What the exercise asks: Filter task. Return each line of the material that holds the string "icon".

Available data:
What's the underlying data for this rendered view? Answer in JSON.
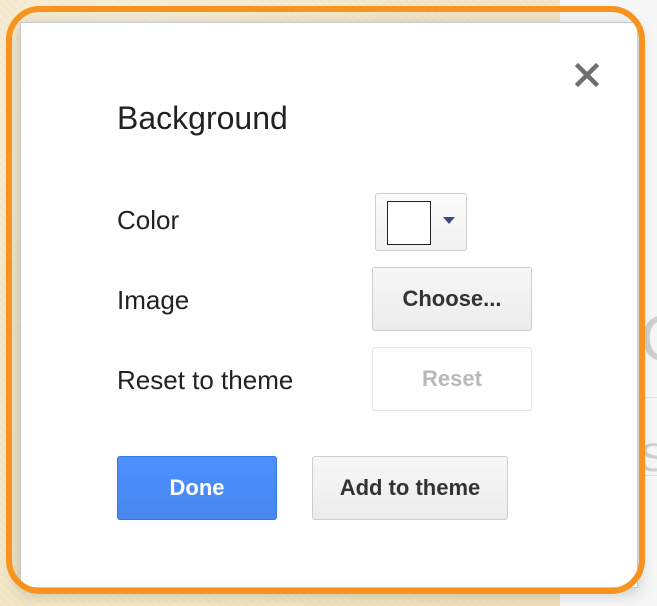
{
  "dialog": {
    "title": "Background",
    "close_icon": "close-icon"
  },
  "rows": {
    "color": {
      "label": "Color",
      "selected_color": "#ffffff",
      "dropdown_icon": "chevron-down-icon"
    },
    "image": {
      "label": "Image",
      "button_label": "Choose..."
    },
    "reset": {
      "label": "Reset to theme",
      "button_label": "Reset"
    }
  },
  "footer": {
    "done_label": "Done",
    "add_to_theme_label": "Add to theme"
  },
  "behind": {
    "glyph_large": "C",
    "glyph_small": "S"
  },
  "colors": {
    "accent_blue": "#4d90fe",
    "highlight_orange": "#f7931e"
  }
}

Your solution:
    "close_icon": "close-icon"
      "dropdown_icon": "chevron-down-icon"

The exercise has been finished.